Friday, May 23, 2008

Teen Moms

Statistics Canada reports today that teenage moms and socioeconomic doom may not be a causal relationship. With the findings of these statistics, May Luong reports in her article, "Life after Teenage Motherhood":

[A]ccording to more recent research, the link between teenage childbearing and a poor socioeconomic outcome may not be causal—the probability of being a teenage mother and the probability of being disadvantaged later on may be due to having a disadvantaged family background from the start. That is, women from disadvantaged backgrounds are more likely to end up disadvantaged even if they delay childbearing. And while teenage childbearing continues to be a significant indicator of lower socioeconomic outcomes, the effect is smaller than originally believed.
She goes on to conclude that education is perhaps the largest determining factor is socioeconomic success of teen mothers and adult mothers alike:
Teenage childbearing has been shown to have negative and long-term effects on women’s socioeconomic outcomes. Overall, teenage mothers in Canada had a lower probability than adult mothers of completing high school and postsecondary education, even after controlling for family background and other characteristics. Teenage childbearing and education are significantly related to a woman’s labour market participation. In terms of labour force participation, the results suggest education matters more than family background—women with similar education had similar likelihoods of being in full-year full-time employment. Only women who were teenage mothers with a postsecondary education were more likely to be working full year full time during the reference year than women who were adult mothers with similar education. And although the mean wages for teenage mothers were lower than for women who were adult mothers, teenage mothers and adult mothers with similar education were almost equally likely to be living in low income. Furthermore, family background was no longer statistically significant for these mothers when it came to the likelihood of living in low income. Similar results were found for the probability of living in low income. These results suggest that education may help counter the negative effects of teenage childbearing. However, other unobserved characteristics such as family support, social network and a variety of other resources, psychological traits, and other factors may also have an influence on outcomes.

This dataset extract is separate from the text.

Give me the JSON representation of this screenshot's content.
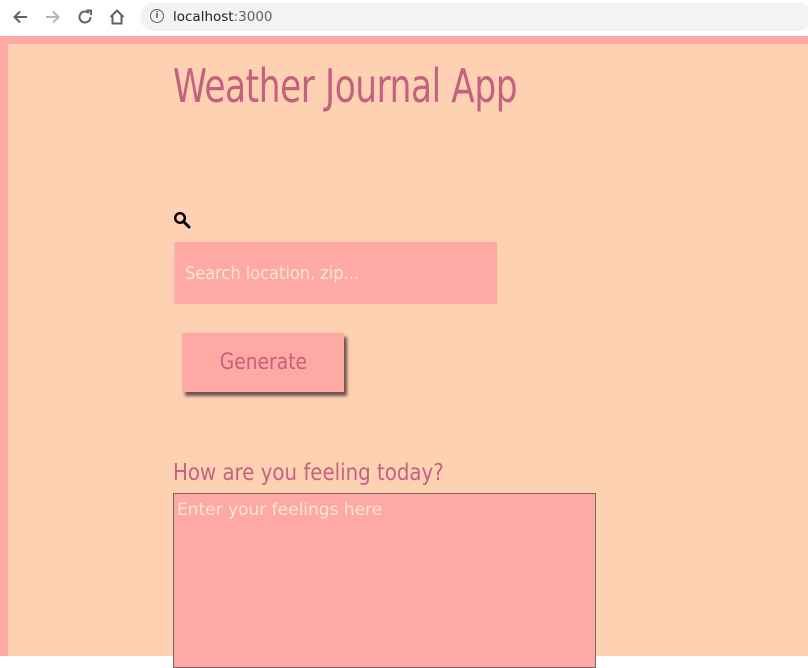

In summary, the results from this study suggest that teenage childbearing is related to lower educational achievements, which may in turn lead to longer-term effects on labour force participation and rates of living in low income. However, teenage mothers and adult mothers with similar levels of education also had similar labour market participations and rates of living in low income—suggesting that education is more important in determining labour force participation and income in the long run.


journalistbychance said...

From my own experiences I find it interesting what a stereotype the teen mom is in our society: we try to scare teens with the ghost of all teen moms. If you become pregnant you will never be able to live normally again: you will be poor and unhappy and unable to get a decent job and your children will repeat the cycle.

These stats show that with a bit of support from society that picture need not be true: that picture is a reflection of a society that is scared of female sexuality and does not want to recognize its female members as having the right to take up space...

lilith attack said...

Exactly. Thanks for visiting!